▸ **Problem**: Across the entries below, work out how many lines contain "label". Please give the number only.

▸ **Study material**:
------------------------------------------------------------

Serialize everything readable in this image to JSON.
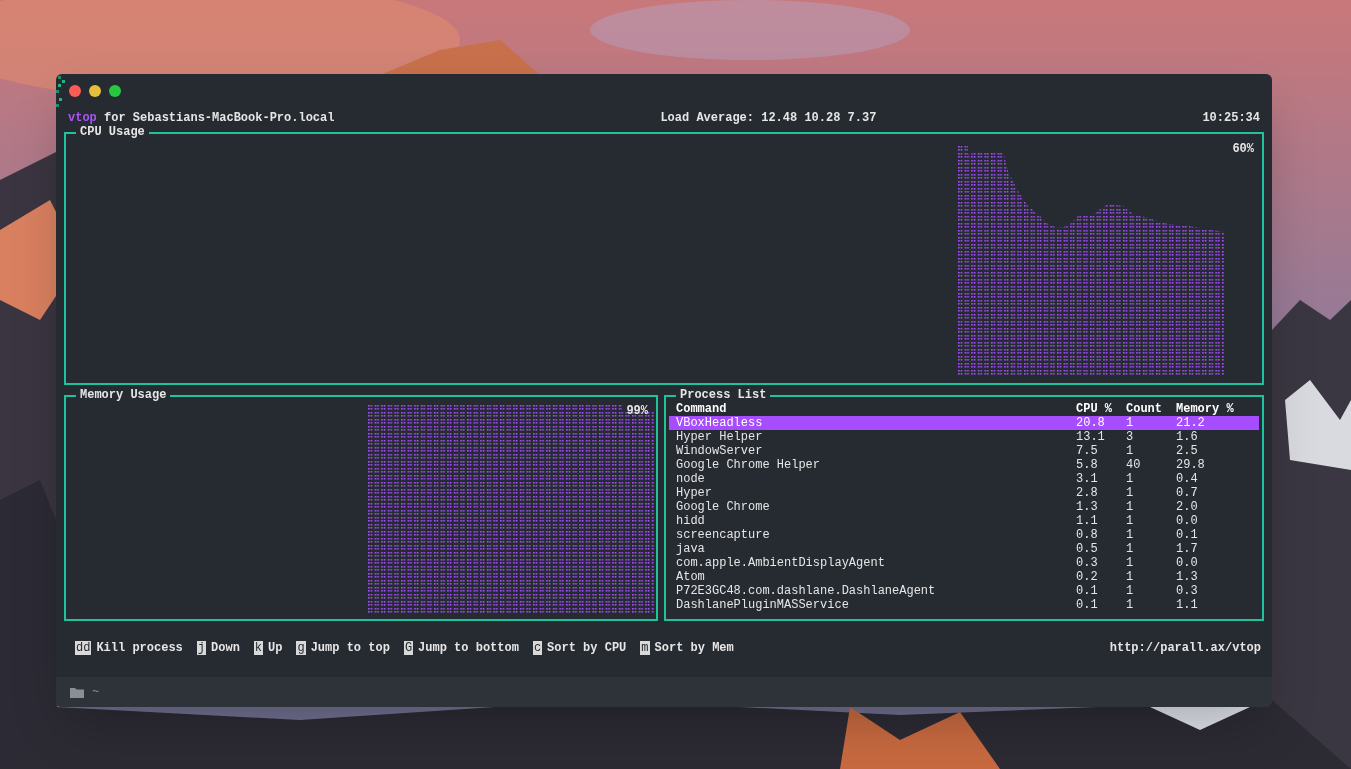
{
  "title_line": {
    "app": "vtop",
    "host_text": "for Sebastians-MacBook-Pro.local",
    "load_average": "Load Average: 12.48 10.28 7.37",
    "time": "10:25:34"
  },
  "cpu_panel": {
    "title": "CPU Usage",
    "reading": "60%"
  },
  "memory_panel": {
    "title": "Memory Usage",
    "reading": "99%"
  },
  "process_list": {
    "title": "Process List",
    "columns": [
      "Command",
      "CPU %",
      "Count",
      "Memory %"
    ],
    "rows": [
      {
        "command": "VBoxHeadless",
        "cpu": "20.8",
        "count": "1",
        "memory": "21.2",
        "selected": true
      },
      {
        "command": "Hyper Helper",
        "cpu": "13.1",
        "count": "3",
        "memory": "1.6",
        "selected": false
      },
      {
        "command": "WindowServer",
        "cpu": "7.5",
        "count": "1",
        "memory": "2.5",
        "selected": false
      },
      {
        "command": "Google Chrome Helper",
        "cpu": "5.8",
        "count": "40",
        "memory": "29.8",
        "selected": false
      },
      {
        "command": "node",
        "cpu": "3.1",
        "count": "1",
        "memory": "0.4",
        "selected": false
      },
      {
        "command": "Hyper",
        "cpu": "2.8",
        "count": "1",
        "memory": "0.7",
        "selected": false
      },
      {
        "command": "Google Chrome",
        "cpu": "1.3",
        "count": "1",
        "memory": "2.0",
        "selected": false
      },
      {
        "command": "hidd",
        "cpu": "1.1",
        "count": "1",
        "memory": "0.0",
        "selected": false
      },
      {
        "command": "screencapture",
        "cpu": "0.8",
        "count": "1",
        "memory": "0.1",
        "selected": false
      },
      {
        "command": "java",
        "cpu": "0.5",
        "count": "1",
        "memory": "1.7",
        "selected": false
      },
      {
        "command": "com.apple.AmbientDisplayAgent",
        "cpu": "0.3",
        "count": "1",
        "memory": "0.0",
        "selected": false
      },
      {
        "command": "Atom",
        "cpu": "0.2",
        "count": "1",
        "memory": "1.3",
        "selected": false
      },
      {
        "command": "P72E3GC48.com.dashlane.DashlaneAgent",
        "cpu": "0.1",
        "count": "1",
        "memory": "0.3",
        "selected": false
      },
      {
        "command": "DashlanePluginMASService",
        "cpu": "0.1",
        "count": "1",
        "memory": "1.1",
        "selected": false
      }
    ]
  },
  "key_hints": [
    {
      "key": "dd",
      "label": "Kill process"
    },
    {
      "key": "j",
      "label": "Down"
    },
    {
      "key": "k",
      "label": "Up"
    },
    {
      "key": "g",
      "label": "Jump to top"
    },
    {
      "key": "G",
      "label": "Jump to bottom"
    },
    {
      "key": "c",
      "label": "Sort by CPU"
    },
    {
      "key": "m",
      "label": "Sort by Mem"
    }
  ],
  "url": "http://parall.ax/vtop",
  "prompt": {
    "text": "~"
  }
}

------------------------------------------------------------

▸ **Response area**: 7